• [Problem requirements]:
The records below need to be repeated exactly, though not their pictures.

****

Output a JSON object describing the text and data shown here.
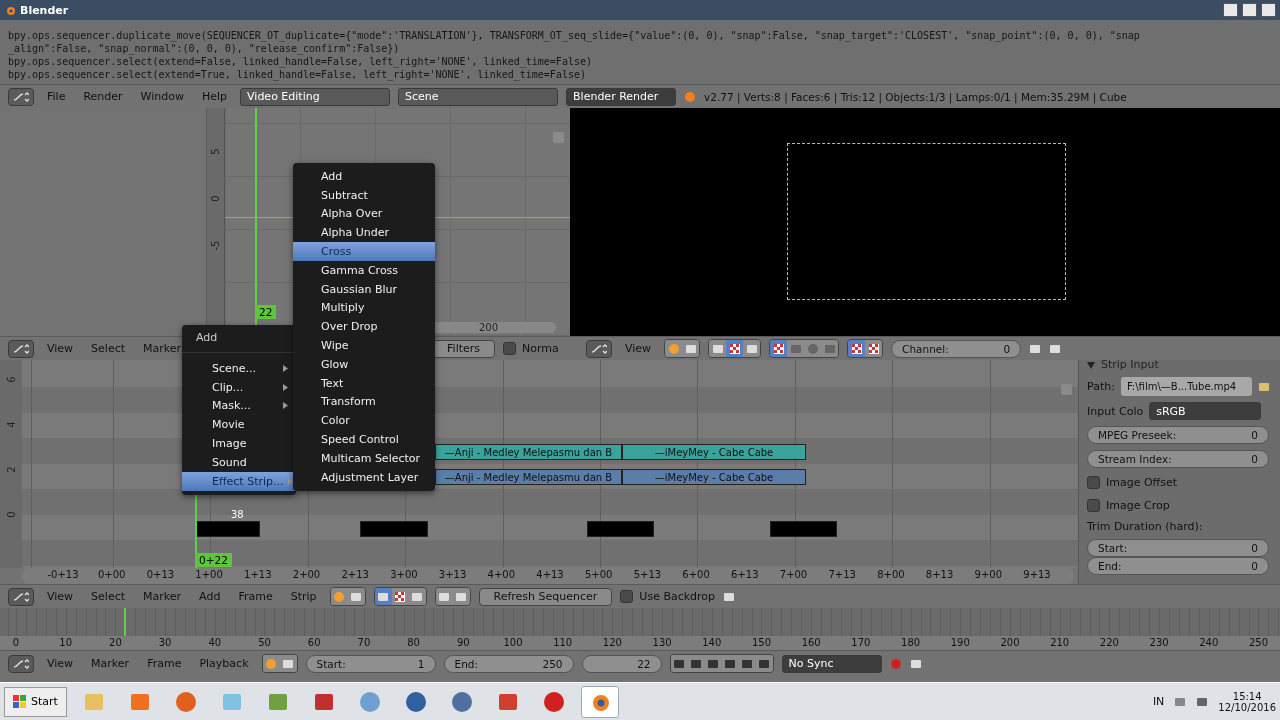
{
  "window": {
    "title": "Blender"
  },
  "console": {
    "lines": [
      "bpy.ops.sequencer.duplicate_move(SEQUENCER_OT_duplicate={\"mode\":'TRANSLATION'}, TRANSFORM_OT_seq_slide={\"value\":(0, 0), \"snap\":False, \"snap_target\":'CLOSEST', \"snap_point\":(0, 0, 0), \"snap",
      "_align\":False, \"snap_normal\":(0, 0, 0), \"release_confirm\":False})",
      "bpy.ops.sequencer.select(extend=False, linked_handle=False, left_right='NONE', linked_time=False)",
      "bpy.ops.sequencer.select(extend=True, linked_handle=False, left_right='NONE', linked_time=False)"
    ]
  },
  "info_header": {
    "menus": [
      "File",
      "Render",
      "Window",
      "Help"
    ],
    "screen_layout": "Video Editing",
    "scene": "Scene",
    "render_engine": "Blender Render",
    "stats": "v2.77 | Verts:8 | Faces:6 | Tris:12 | Objects:1/3 | Lamps:0/1 | Mem:35.29M | Cube"
  },
  "graph_editor": {
    "y_labels": [
      "5",
      "0",
      "-5"
    ],
    "current_frame": "22",
    "scroll_label": "200"
  },
  "graph_header": {
    "menus": [
      "View",
      "Select",
      "Marker"
    ],
    "filters": "Filters",
    "normalize": {
      "label": "Norma",
      "checked": false
    }
  },
  "preview_header": {
    "menus": [
      "View"
    ],
    "channel": {
      "label": "Channel:",
      "value": "0"
    }
  },
  "sequencer": {
    "channel_labels": [
      "6",
      "4",
      "2",
      "0"
    ],
    "strips": [
      {
        "label": "—Anji - Medley Melepasmu dan B",
        "color": "#3aa39b"
      },
      {
        "label": "—iMeyMey - Cabe Cabe",
        "color": "#3aa39b"
      },
      {
        "label": "—Anji - Medley Melepasmu dan B",
        "color": "#5a7ea8"
      },
      {
        "label": "—iMeyMey - Cabe Cabe",
        "color": "#5a7ea8"
      },
      {
        "color": "#000000"
      },
      {
        "color": "#000000"
      },
      {
        "color": "#000000"
      },
      {
        "color": "#000000"
      }
    ],
    "strip_length": "38",
    "current_frame": "0+22",
    "ruler": [
      "-0+13",
      "0+00",
      "0+13",
      "1+00",
      "1+13",
      "2+00",
      "2+13",
      "3+00",
      "3+13",
      "4+00",
      "4+13",
      "5+00",
      "5+13",
      "6+00",
      "6+13",
      "7+00",
      "7+13",
      "8+00",
      "8+13",
      "9+00",
      "9+13"
    ]
  },
  "properties": {
    "panel_title": "Strip Input",
    "path": {
      "label": "Path:",
      "value": "F:\\film\\—B...Tube.mp4"
    },
    "input_color": {
      "label": "Input Colo",
      "value": "sRGB"
    },
    "number_fields": [
      {
        "label": "MPEG Preseek:",
        "value": "0"
      },
      {
        "label": "Stream Index:",
        "value": "0"
      }
    ],
    "checkboxes": [
      {
        "label": "Image Offset",
        "checked": false
      },
      {
        "label": "Image Crop",
        "checked": false
      }
    ],
    "trim_title": "Trim Duration (hard):",
    "trim_fields": [
      {
        "label": "Start:",
        "value": "0"
      },
      {
        "label": "End:",
        "value": "0"
      }
    ]
  },
  "sequencer_header": {
    "menus": [
      "View",
      "Select",
      "Marker",
      "Add",
      "Frame",
      "Strip"
    ],
    "refresh": "Refresh Sequencer",
    "use_backdrop": {
      "label": "Use Backdrop",
      "checked": false
    }
  },
  "timeline": {
    "ruler": [
      "0",
      "10",
      "20",
      "30",
      "40",
      "50",
      "60",
      "70",
      "80",
      "90",
      "100",
      "110",
      "120",
      "130",
      "140",
      "150",
      "160",
      "170",
      "180",
      "190",
      "200",
      "210",
      "220",
      "230",
      "240",
      "250"
    ]
  },
  "timeline_header": {
    "menus": [
      "View",
      "Marker",
      "Frame",
      "Playback"
    ],
    "start": {
      "label": "Start:",
      "value": "1"
    },
    "end": {
      "label": "End:",
      "value": "250"
    },
    "current_frame": "22",
    "sync": "No Sync"
  },
  "add_menu": {
    "title": "Add",
    "items": [
      {
        "label": "Scene...",
        "submenu": true,
        "selected": false
      },
      {
        "label": "Clip...",
        "submenu": true,
        "selected": false
      },
      {
        "label": "Mask...",
        "submenu": true,
        "selected": false
      },
      {
        "label": "Movie",
        "submenu": false,
        "selected": false
      },
      {
        "label": "Image",
        "submenu": false,
        "selected": false
      },
      {
        "label": "Sound",
        "submenu": false,
        "selected": false
      },
      {
        "label": "Effect Strip...",
        "submenu": true,
        "selected": true
      }
    ]
  },
  "effect_menu": {
    "items": [
      {
        "label": "Add",
        "selected": false
      },
      {
        "label": "Subtract",
        "selected": false
      },
      {
        "label": "Alpha Over",
        "selected": false
      },
      {
        "label": "Alpha Under",
        "selected": false
      },
      {
        "label": "Cross",
        "selected": true
      },
      {
        "label": "Gamma Cross",
        "selected": false
      },
      {
        "label": "Gaussian Blur",
        "selected": false
      },
      {
        "label": "Multiply",
        "selected": false
      },
      {
        "label": "Over Drop",
        "selected": false
      },
      {
        "label": "Wipe",
        "selected": false
      },
      {
        "label": "Glow",
        "selected": false
      },
      {
        "label": "Text",
        "selected": false
      },
      {
        "label": "Transform",
        "selected": false
      },
      {
        "label": "Color",
        "selected": false
      },
      {
        "label": "Speed Control",
        "selected": false
      },
      {
        "label": "Multicam Selector",
        "selected": false
      },
      {
        "label": "Adjustment Layer",
        "selected": false
      }
    ]
  },
  "taskbar": {
    "start": "Start",
    "language": "IN",
    "time": "15:14",
    "date": "12/10/2016"
  }
}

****

• [Response below]:
Output a JSON object describing the text and data shown here.
{
  "window": {
    "title": "Blender"
  },
  "console": {
    "lines": [
      "bpy.ops.sequencer.duplicate_move(SEQUENCER_OT_duplicate={\"mode\":'TRANSLATION'}, TRANSFORM_OT_seq_slide={\"value\":(0, 0), \"snap\":False, \"snap_target\":'CLOSEST', \"snap_point\":(0, 0, 0), \"snap",
      "_align\":False, \"snap_normal\":(0, 0, 0), \"release_confirm\":False})",
      "bpy.ops.sequencer.select(extend=False, linked_handle=False, left_right='NONE', linked_time=False)",
      "bpy.ops.sequencer.select(extend=True, linked_handle=False, left_right='NONE', linked_time=False)"
    ]
  },
  "info_header": {
    "menus": [
      "File",
      "Render",
      "Window",
      "Help"
    ],
    "screen_layout": "Video Editing",
    "scene": "Scene",
    "render_engine": "Blender Render",
    "stats": "v2.77 | Verts:8 | Faces:6 | Tris:12 | Objects:1/3 | Lamps:0/1 | Mem:35.29M | Cube"
  },
  "graph_editor": {
    "y_labels": [
      "5",
      "0",
      "-5"
    ],
    "current_frame": "22",
    "scroll_label": "200"
  },
  "graph_header": {
    "menus": [
      "View",
      "Select",
      "Marker"
    ],
    "filters": "Filters",
    "normalize": {
      "label": "Norma",
      "checked": false
    }
  },
  "preview_header": {
    "menus": [
      "View"
    ],
    "channel": {
      "label": "Channel:",
      "value": "0"
    }
  },
  "sequencer": {
    "channel_labels": [
      "6",
      "4",
      "2",
      "0"
    ],
    "strips": [
      {
        "label": "—Anji - Medley Melepasmu dan B",
        "color": "#3aa39b"
      },
      {
        "label": "—iMeyMey - Cabe Cabe",
        "color": "#3aa39b"
      },
      {
        "label": "—Anji - Medley Melepasmu dan B",
        "color": "#5a7ea8"
      },
      {
        "label": "—iMeyMey - Cabe Cabe",
        "color": "#5a7ea8"
      },
      {
        "color": "#000000"
      },
      {
        "color": "#000000"
      },
      {
        "color": "#000000"
      },
      {
        "color": "#000000"
      }
    ],
    "strip_length": "38",
    "current_frame": "0+22",
    "ruler": [
      "-0+13",
      "0+00",
      "0+13",
      "1+00",
      "1+13",
      "2+00",
      "2+13",
      "3+00",
      "3+13",
      "4+00",
      "4+13",
      "5+00",
      "5+13",
      "6+00",
      "6+13",
      "7+00",
      "7+13",
      "8+00",
      "8+13",
      "9+00",
      "9+13"
    ]
  },
  "properties": {
    "panel_title": "Strip Input",
    "path": {
      "label": "Path:",
      "value": "F:\\film\\—B...Tube.mp4"
    },
    "input_color": {
      "label": "Input Colo",
      "value": "sRGB"
    },
    "number_fields": [
      {
        "label": "MPEG Preseek:",
        "value": "0"
      },
      {
        "label": "Stream Index:",
        "value": "0"
      }
    ],
    "checkboxes": [
      {
        "label": "Image Offset",
        "checked": false
      },
      {
        "label": "Image Crop",
        "checked": false
      }
    ],
    "trim_title": "Trim Duration (hard):",
    "trim_fields": [
      {
        "label": "Start:",
        "value": "0"
      },
      {
        "label": "End:",
        "value": "0"
      }
    ]
  },
  "sequencer_header": {
    "menus": [
      "View",
      "Select",
      "Marker",
      "Add",
      "Frame",
      "Strip"
    ],
    "refresh": "Refresh Sequencer",
    "use_backdrop": {
      "label": "Use Backdrop",
      "checked": false
    }
  },
  "timeline": {
    "ruler": [
      "0",
      "10",
      "20",
      "30",
      "40",
      "50",
      "60",
      "70",
      "80",
      "90",
      "100",
      "110",
      "120",
      "130",
      "140",
      "150",
      "160",
      "170",
      "180",
      "190",
      "200",
      "210",
      "220",
      "230",
      "240",
      "250"
    ]
  },
  "timeline_header": {
    "menus": [
      "View",
      "Marker",
      "Frame",
      "Playback"
    ],
    "start": {
      "label": "Start:",
      "value": "1"
    },
    "end": {
      "label": "End:",
      "value": "250"
    },
    "current_frame": "22",
    "sync": "No Sync"
  },
  "add_menu": {
    "title": "Add",
    "items": [
      {
        "label": "Scene...",
        "submenu": true,
        "selected": false
      },
      {
        "label": "Clip...",
        "submenu": true,
        "selected": false
      },
      {
        "label": "Mask...",
        "submenu": true,
        "selected": false
      },
      {
        "label": "Movie",
        "submenu": false,
        "selected": false
      },
      {
        "label": "Image",
        "submenu": false,
        "selected": false
      },
      {
        "label": "Sound",
        "submenu": false,
        "selected": false
      },
      {
        "label": "Effect Strip...",
        "submenu": true,
        "selected": true
      }
    ]
  },
  "effect_menu": {
    "items": [
      {
        "label": "Add",
        "selected": false
      },
      {
        "label": "Subtract",
        "selected": false
      },
      {
        "label": "Alpha Over",
        "selected": false
      },
      {
        "label": "Alpha Under",
        "selected": false
      },
      {
        "label": "Cross",
        "selected": true
      },
      {
        "label": "Gamma Cross",
        "selected": false
      },
      {
        "label": "Gaussian Blur",
        "selected": false
      },
      {
        "label": "Multiply",
        "selected": false
      },
      {
        "label": "Over Drop",
        "selected": false
      },
      {
        "label": "Wipe",
        "selected": false
      },
      {
        "label": "Glow",
        "selected": false
      },
      {
        "label": "Text",
        "selected": false
      },
      {
        "label": "Transform",
        "selected": false
      },
      {
        "label": "Color",
        "selected": false
      },
      {
        "label": "Speed Control",
        "selected": false
      },
      {
        "label": "Multicam Selector",
        "selected": false
      },
      {
        "label": "Adjustment Layer",
        "selected": false
      }
    ]
  },
  "taskbar": {
    "start": "Start",
    "language": "IN",
    "time": "15:14",
    "date": "12/10/2016"
  }
}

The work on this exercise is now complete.